Unspoiled Villages | Diverse Culture | Iconic Landmarks | Genuine Hospitality
Croatia’s history and character are inextricably entangled with the sea and the flow of trade to and from Europe and the east. The rich history, complex culture, pristine waters, 1000 islands, world class sailing and charm of its unspoiled villages make Croatia an irresistible holiday destination in the very heart of Europe.
The identity of its people is shaped by the seafaring lifestyle, Croatia’s 5,000 km of rugged coastline, the geography of its 1000 islands, and the rich continental culture influenced by a host of foreign travelers, conquerors and traders throughout the centuries traipsing between the East, Dubrovnik, Continental Europe and Istria. Even Ghengis Khan left his footprints in Croatia.
Seeking access to the sea and trade routes between east and west, Croatia became a safe passage for trade and a pathway for armies – each visitor leaving their mark on the landscape, architecture and culture. The Illyrians date back to 1000 BC, the Greeks to the 4th century BC, followed by the Romans, the Venetians, the Ottomans, the Austro Hungarians and the Italians. Today you can even visit sites of 13th century battles between the Croatians and the Mongols. Napoleon marched all the way through Istria to southern Dalmatia, leaving his indelible influence on Croatia. After the battle of Austerlitz, most of Croatia became a satellite of Napoleon’s French Republic.

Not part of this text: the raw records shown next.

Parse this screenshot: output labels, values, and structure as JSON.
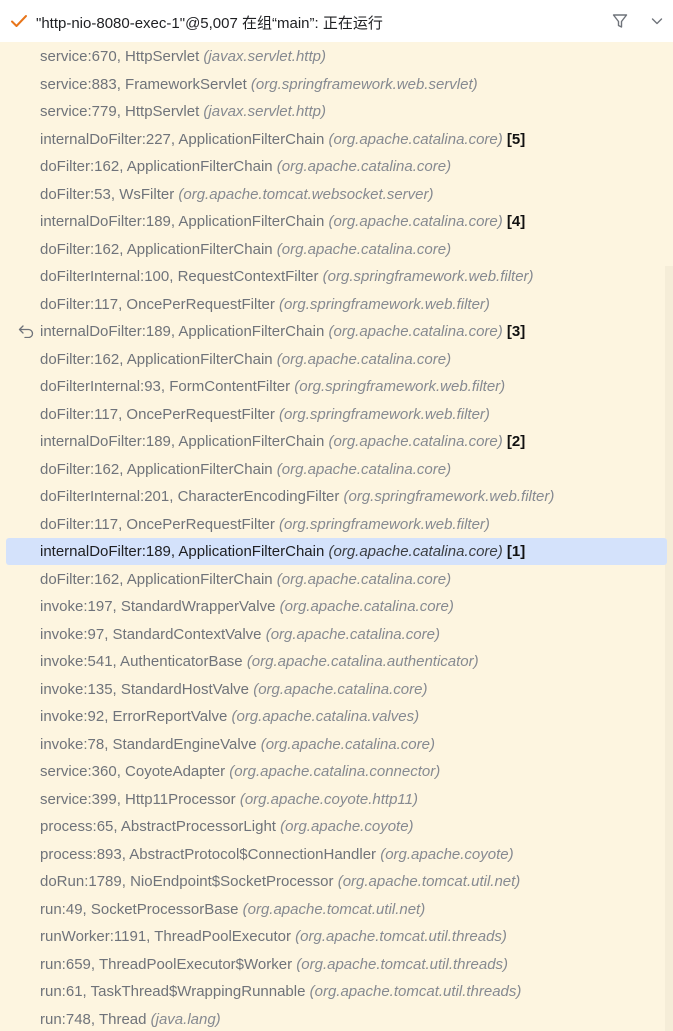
{
  "header": {
    "title": "\"http-nio-8080-exec-1\"@5,007 在组“main”: 正在运行",
    "status_icon": "check-icon",
    "filter_icon": "filter-icon",
    "chevron_icon": "chevron-down-icon",
    "accent_color": "#3574f0",
    "check_color": "#e8751a"
  },
  "frames": [
    {
      "method": "service:670, HttpServlet",
      "package": "(javax.servlet.http)",
      "num": ""
    },
    {
      "method": "service:883, FrameworkServlet",
      "package": "(org.springframework.web.servlet)",
      "num": ""
    },
    {
      "method": "service:779, HttpServlet",
      "package": "(javax.servlet.http)",
      "num": ""
    },
    {
      "method": "internalDoFilter:227, ApplicationFilterChain",
      "package": "(org.apache.catalina.core)",
      "num": "[5]"
    },
    {
      "method": "doFilter:162, ApplicationFilterChain",
      "package": "(org.apache.catalina.core)",
      "num": ""
    },
    {
      "method": "doFilter:53, WsFilter",
      "package": "(org.apache.tomcat.websocket.server)",
      "num": ""
    },
    {
      "method": "internalDoFilter:189, ApplicationFilterChain",
      "package": "(org.apache.catalina.core)",
      "num": "[4]"
    },
    {
      "method": "doFilter:162, ApplicationFilterChain",
      "package": "(org.apache.catalina.core)",
      "num": ""
    },
    {
      "method": "doFilterInternal:100, RequestContextFilter",
      "package": "(org.springframework.web.filter)",
      "num": ""
    },
    {
      "method": "doFilter:117, OncePerRequestFilter",
      "package": "(org.springframework.web.filter)",
      "num": ""
    },
    {
      "method": "internalDoFilter:189, ApplicationFilterChain",
      "package": "(org.apache.catalina.core)",
      "num": "[3]",
      "icon": "return-icon"
    },
    {
      "method": "doFilter:162, ApplicationFilterChain",
      "package": "(org.apache.catalina.core)",
      "num": ""
    },
    {
      "method": "doFilterInternal:93, FormContentFilter",
      "package": "(org.springframework.web.filter)",
      "num": ""
    },
    {
      "method": "doFilter:117, OncePerRequestFilter",
      "package": "(org.springframework.web.filter)",
      "num": ""
    },
    {
      "method": "internalDoFilter:189, ApplicationFilterChain",
      "package": "(org.apache.catalina.core)",
      "num": "[2]"
    },
    {
      "method": "doFilter:162, ApplicationFilterChain",
      "package": "(org.apache.catalina.core)",
      "num": ""
    },
    {
      "method": "doFilterInternal:201, CharacterEncodingFilter",
      "package": "(org.springframework.web.filter)",
      "num": ""
    },
    {
      "method": "doFilter:117, OncePerRequestFilter",
      "package": "(org.springframework.web.filter)",
      "num": ""
    },
    {
      "method": "internalDoFilter:189, ApplicationFilterChain",
      "package": "(org.apache.catalina.core)",
      "num": "[1]",
      "selected": true
    },
    {
      "method": "doFilter:162, ApplicationFilterChain",
      "package": "(org.apache.catalina.core)",
      "num": ""
    },
    {
      "method": "invoke:197, StandardWrapperValve",
      "package": "(org.apache.catalina.core)",
      "num": ""
    },
    {
      "method": "invoke:97, StandardContextValve",
      "package": "(org.apache.catalina.core)",
      "num": ""
    },
    {
      "method": "invoke:541, AuthenticatorBase",
      "package": "(org.apache.catalina.authenticator)",
      "num": ""
    },
    {
      "method": "invoke:135, StandardHostValve",
      "package": "(org.apache.catalina.core)",
      "num": ""
    },
    {
      "method": "invoke:92, ErrorReportValve",
      "package": "(org.apache.catalina.valves)",
      "num": ""
    },
    {
      "method": "invoke:78, StandardEngineValve",
      "package": "(org.apache.catalina.core)",
      "num": ""
    },
    {
      "method": "service:360, CoyoteAdapter",
      "package": "(org.apache.catalina.connector)",
      "num": ""
    },
    {
      "method": "service:399, Http11Processor",
      "package": "(org.apache.coyote.http11)",
      "num": ""
    },
    {
      "method": "process:65, AbstractProcessorLight",
      "package": "(org.apache.coyote)",
      "num": ""
    },
    {
      "method": "process:893, AbstractProtocol$ConnectionHandler",
      "package": "(org.apache.coyote)",
      "num": ""
    },
    {
      "method": "doRun:1789, NioEndpoint$SocketProcessor",
      "package": "(org.apache.tomcat.util.net)",
      "num": ""
    },
    {
      "method": "run:49, SocketProcessorBase",
      "package": "(org.apache.tomcat.util.net)",
      "num": ""
    },
    {
      "method": "runWorker:1191, ThreadPoolExecutor",
      "package": "(org.apache.tomcat.util.threads)",
      "num": ""
    },
    {
      "method": "run:659, ThreadPoolExecutor$Worker",
      "package": "(org.apache.tomcat.util.threads)",
      "num": ""
    },
    {
      "method": "run:61, TaskThread$WrappingRunnable",
      "package": "(org.apache.tomcat.util.threads)",
      "num": ""
    },
    {
      "method": "run:748, Thread",
      "package": "(java.lang)",
      "num": ""
    }
  ]
}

Some claim that Napoleon said “Give me 100,000 Croatian soldiers and I will conqure all the world”.
This constant flow of people has shaped the distinct island culture and continental flavor of the mainland – even affecting its language, which is Slavic with a strong influence of Italian (with Venetian and Tuscan dialects for added flavor), German, Turkish and English.
The lingering effect is visible everywhere, from the Viennese flavor of the cafes in Opatia on the Istrian coast to the Roman ruins in Cavtat, a waystop south of Dubrovnik, which was actually founded by the Greeks in the 6th century BC. Even today, Croatia’s geography influences its destiny, culture, cuisine and place in history.